# Show $S$ is a subspace of $P_2$

Let $$P_2$$ be the set of real polynomials of degree $$\ge 2$$ in the variable $$x$$. That is $$P_2 = \{f(x) = a_0+a_1x+a_2x^2 | a_0, a_1, a_2 \in\mathbb{R}\}$$. We have shown that $$P_2$$ is a vector space under polynomial addition and scalar multiplication. Consider the subset $$S = \{f \in P_2 | f(1) = 0\}$$ (that is for example that $$x - 1$$ is an element of $$P_n$$). (1) Show the $$S$$ is a subspace of $$P_2$$ and (2) find a set that spans $$S$$.

I am just learning subspaces and spans so I am not quite sure about how to go about starting the solution to this problem.

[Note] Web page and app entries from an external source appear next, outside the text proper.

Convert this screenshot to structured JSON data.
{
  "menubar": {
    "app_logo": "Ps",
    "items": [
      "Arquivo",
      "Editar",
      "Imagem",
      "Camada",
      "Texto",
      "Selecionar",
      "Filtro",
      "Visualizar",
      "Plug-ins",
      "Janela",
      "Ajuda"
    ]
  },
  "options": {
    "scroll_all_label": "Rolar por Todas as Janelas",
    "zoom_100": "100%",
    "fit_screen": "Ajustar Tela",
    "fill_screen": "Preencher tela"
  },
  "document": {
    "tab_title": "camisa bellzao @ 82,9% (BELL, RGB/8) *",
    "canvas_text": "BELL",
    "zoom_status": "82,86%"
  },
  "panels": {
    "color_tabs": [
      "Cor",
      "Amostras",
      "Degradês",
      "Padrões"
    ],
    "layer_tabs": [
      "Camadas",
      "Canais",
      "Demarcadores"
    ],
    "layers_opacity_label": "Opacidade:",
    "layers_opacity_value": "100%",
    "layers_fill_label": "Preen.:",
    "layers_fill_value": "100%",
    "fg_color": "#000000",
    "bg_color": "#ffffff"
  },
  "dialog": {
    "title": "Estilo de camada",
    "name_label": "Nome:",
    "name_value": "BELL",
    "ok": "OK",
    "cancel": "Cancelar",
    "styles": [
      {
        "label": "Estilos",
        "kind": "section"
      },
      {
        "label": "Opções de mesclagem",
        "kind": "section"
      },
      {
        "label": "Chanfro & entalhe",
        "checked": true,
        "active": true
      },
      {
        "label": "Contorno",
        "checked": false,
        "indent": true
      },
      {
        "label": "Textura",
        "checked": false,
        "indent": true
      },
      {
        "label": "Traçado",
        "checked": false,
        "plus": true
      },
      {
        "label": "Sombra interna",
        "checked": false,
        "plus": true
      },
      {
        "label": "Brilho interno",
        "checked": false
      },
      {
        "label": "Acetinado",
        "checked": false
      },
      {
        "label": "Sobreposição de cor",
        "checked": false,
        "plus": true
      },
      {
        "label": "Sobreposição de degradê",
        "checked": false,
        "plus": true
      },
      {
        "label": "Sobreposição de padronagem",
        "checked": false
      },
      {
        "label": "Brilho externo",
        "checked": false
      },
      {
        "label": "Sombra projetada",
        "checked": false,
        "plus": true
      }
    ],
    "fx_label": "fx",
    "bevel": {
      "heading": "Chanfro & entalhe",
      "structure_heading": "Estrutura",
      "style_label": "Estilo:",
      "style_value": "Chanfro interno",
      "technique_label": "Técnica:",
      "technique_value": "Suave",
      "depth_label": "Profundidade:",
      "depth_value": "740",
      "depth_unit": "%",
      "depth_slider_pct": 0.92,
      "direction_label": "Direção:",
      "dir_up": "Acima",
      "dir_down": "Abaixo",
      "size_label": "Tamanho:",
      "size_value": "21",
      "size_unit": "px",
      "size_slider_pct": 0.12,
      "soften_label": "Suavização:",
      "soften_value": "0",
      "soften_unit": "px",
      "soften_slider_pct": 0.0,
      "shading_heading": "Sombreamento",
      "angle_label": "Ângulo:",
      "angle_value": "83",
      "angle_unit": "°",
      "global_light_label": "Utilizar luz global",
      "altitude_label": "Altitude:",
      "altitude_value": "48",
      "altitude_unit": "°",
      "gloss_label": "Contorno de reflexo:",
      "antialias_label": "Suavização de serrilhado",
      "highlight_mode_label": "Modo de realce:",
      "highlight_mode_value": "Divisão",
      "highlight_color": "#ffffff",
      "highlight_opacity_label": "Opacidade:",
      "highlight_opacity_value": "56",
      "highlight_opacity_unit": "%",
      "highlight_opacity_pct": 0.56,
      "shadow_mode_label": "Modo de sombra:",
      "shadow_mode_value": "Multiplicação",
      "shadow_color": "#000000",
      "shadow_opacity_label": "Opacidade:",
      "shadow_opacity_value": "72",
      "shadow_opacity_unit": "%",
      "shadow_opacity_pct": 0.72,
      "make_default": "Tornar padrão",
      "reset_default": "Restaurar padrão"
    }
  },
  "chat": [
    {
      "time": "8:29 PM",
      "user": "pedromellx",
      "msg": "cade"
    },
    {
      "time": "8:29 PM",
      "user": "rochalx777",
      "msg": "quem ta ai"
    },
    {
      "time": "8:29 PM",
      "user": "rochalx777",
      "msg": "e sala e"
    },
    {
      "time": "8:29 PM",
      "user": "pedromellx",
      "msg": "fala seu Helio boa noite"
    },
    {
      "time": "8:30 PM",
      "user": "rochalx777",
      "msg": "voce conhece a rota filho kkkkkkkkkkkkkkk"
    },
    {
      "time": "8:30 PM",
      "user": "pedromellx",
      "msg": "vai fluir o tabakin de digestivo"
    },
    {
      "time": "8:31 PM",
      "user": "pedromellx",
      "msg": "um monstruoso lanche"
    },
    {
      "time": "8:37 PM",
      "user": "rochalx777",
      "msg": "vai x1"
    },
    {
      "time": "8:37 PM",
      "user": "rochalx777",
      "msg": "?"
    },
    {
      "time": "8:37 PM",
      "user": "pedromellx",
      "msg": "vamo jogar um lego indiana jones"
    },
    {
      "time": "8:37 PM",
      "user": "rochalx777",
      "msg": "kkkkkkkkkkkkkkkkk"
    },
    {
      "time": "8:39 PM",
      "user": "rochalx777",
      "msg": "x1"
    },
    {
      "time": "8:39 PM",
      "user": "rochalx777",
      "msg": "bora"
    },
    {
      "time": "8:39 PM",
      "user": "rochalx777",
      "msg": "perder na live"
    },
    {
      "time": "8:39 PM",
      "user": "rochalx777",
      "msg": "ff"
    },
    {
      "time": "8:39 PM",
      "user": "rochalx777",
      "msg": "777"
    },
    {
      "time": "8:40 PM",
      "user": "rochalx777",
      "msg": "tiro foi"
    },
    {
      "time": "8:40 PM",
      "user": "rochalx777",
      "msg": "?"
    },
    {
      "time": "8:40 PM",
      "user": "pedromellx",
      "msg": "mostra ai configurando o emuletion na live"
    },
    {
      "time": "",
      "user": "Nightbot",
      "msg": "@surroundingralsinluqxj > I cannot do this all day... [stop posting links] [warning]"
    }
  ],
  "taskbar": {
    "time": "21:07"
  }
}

• Is it closed under addition and scalar multiplication? And did you mean $P_2=\{f(x)=a_0+a_1x+a_2x^2...$? Sep 24, 2020 at 0:53
• Yes sorry, my formatting is bad. We know P is a vector space under polynomial additional and scalar multiplication and I did mean that formatting for P Sep 24, 2020 at 1:22
• You write, "degree at least 2," but your set is for degree at most 2. The polynomials of degree at least 2 do not form a vector space, since there is no zero element, and no closure under addition. Sep 24, 2020 at 1:50
• Are you listening, A person? Sep 25, 2020 at 12:25
• The problem was given to me by my teacher, I just copied how it was given to me. That is what caused me so much confusion but I chalked it up to him meaning at most not at least Sep 25, 2020 at 23:30

For (1) you need to show it is closed under summation and scalar multiplication, meaning that if you take $$f,g \in P_2$$ that satisfy it and an $$\alpha \in \mathbb{R}$$ then $$f+g$$ and $$\alpha f$$ satisfy it.
For (2) you need to find the solution to the linear system $$f(1)=0$$ for arbitrary $$f$$ and see how you can write the answer as a combination of two distinct vectors which you rewrite as polynomials, if you learnt about dimension/basis you need to find two distinct solutions to it and that will do it. Also $$P_2$$ is generally defined as polynomials with degree less than $$2$$ so you probably made a typo.